— Data under study —
------------------------------------------------------------

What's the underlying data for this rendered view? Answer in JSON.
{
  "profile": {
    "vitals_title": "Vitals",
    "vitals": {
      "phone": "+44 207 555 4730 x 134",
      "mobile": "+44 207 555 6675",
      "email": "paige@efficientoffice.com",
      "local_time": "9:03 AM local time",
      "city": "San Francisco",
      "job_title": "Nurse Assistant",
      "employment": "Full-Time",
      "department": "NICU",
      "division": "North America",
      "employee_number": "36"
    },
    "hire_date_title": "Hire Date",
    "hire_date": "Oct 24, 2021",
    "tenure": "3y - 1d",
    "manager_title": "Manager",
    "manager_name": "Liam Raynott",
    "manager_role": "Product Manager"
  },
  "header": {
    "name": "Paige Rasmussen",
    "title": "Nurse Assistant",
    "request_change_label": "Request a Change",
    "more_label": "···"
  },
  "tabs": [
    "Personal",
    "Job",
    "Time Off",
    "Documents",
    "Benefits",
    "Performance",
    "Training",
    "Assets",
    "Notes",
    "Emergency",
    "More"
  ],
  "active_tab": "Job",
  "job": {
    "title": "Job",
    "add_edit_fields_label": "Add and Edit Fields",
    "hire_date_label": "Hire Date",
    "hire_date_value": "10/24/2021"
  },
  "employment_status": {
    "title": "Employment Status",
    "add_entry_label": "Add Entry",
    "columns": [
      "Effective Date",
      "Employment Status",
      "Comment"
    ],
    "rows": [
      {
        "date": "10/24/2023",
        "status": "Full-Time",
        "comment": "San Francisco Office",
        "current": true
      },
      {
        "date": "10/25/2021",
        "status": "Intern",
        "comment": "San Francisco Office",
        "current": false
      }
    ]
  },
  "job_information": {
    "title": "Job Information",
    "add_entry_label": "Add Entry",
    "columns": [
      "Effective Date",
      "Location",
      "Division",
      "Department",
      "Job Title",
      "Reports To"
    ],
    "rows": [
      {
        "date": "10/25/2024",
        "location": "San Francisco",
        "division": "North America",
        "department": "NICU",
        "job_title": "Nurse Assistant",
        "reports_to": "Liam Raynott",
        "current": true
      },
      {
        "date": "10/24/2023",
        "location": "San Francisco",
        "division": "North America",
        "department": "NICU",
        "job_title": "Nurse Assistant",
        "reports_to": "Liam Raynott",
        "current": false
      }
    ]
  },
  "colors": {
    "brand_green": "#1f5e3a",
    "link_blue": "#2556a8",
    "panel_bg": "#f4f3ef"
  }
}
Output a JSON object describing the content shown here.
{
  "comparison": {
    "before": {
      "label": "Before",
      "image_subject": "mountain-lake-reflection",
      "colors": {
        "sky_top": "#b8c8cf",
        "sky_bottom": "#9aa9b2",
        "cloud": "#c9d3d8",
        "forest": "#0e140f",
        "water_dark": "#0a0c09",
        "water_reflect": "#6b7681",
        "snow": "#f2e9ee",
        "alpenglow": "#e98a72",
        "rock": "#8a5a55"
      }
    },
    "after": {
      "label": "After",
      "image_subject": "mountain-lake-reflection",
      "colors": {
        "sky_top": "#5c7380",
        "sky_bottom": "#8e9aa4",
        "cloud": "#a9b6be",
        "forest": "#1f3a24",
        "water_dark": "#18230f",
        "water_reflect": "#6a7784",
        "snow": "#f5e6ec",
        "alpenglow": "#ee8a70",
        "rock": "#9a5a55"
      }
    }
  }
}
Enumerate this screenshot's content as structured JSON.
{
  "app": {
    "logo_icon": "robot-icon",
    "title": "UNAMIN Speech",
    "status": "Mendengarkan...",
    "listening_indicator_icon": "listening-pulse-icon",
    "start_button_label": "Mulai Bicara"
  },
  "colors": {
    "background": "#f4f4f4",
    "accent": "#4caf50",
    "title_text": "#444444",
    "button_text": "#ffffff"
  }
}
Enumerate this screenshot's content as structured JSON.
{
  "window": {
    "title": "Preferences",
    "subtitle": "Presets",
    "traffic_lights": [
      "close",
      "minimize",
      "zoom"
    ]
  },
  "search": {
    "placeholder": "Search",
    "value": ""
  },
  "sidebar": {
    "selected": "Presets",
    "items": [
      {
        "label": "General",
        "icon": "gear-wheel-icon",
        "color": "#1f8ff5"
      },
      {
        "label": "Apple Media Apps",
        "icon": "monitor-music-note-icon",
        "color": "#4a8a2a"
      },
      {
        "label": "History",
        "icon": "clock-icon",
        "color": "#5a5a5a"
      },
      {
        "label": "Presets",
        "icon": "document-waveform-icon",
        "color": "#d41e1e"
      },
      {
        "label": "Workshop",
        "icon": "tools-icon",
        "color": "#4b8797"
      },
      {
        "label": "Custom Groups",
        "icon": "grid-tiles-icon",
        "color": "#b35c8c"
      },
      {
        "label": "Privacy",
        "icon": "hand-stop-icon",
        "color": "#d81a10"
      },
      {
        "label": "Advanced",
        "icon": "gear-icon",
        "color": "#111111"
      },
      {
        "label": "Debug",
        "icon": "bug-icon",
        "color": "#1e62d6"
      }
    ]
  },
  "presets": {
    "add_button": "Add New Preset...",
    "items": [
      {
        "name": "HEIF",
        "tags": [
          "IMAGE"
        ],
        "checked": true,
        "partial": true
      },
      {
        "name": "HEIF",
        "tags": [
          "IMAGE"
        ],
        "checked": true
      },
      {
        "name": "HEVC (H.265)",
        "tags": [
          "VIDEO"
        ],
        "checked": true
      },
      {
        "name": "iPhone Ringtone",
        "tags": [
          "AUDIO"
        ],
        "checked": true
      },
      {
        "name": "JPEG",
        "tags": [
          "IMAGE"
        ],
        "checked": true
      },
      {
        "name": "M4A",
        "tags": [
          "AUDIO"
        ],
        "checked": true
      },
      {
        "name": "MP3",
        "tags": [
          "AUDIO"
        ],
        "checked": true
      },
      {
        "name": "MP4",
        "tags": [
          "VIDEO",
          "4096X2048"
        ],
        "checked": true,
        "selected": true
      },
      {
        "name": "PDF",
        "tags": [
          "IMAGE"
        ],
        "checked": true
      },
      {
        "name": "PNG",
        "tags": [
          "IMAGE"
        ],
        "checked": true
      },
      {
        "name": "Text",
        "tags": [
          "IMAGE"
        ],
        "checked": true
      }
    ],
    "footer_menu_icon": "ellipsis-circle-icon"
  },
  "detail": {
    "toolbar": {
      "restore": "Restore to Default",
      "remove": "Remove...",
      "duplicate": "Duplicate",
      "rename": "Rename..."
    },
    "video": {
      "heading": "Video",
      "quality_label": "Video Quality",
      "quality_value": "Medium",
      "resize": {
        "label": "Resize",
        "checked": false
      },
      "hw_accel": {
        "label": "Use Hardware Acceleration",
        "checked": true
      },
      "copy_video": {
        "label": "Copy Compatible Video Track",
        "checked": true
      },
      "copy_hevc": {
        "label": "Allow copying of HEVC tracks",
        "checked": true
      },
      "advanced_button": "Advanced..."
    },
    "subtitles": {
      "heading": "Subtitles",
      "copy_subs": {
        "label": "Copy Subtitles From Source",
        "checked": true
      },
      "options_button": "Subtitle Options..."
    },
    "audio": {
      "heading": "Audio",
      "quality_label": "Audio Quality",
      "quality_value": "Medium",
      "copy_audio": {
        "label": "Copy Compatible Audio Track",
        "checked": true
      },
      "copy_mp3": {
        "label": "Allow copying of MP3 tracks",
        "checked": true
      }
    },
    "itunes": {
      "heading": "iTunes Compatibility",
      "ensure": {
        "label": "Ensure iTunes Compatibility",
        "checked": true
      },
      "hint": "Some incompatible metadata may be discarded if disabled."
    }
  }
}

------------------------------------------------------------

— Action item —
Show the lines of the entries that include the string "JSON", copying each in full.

— Task answer —
What's the underlying data for this rendered view? Answer in JSON.
Output a JSON object describing the content shown here.
Enumerate this screenshot's content as structured JSON.
Enumerate this screenshot's content as structured JSON.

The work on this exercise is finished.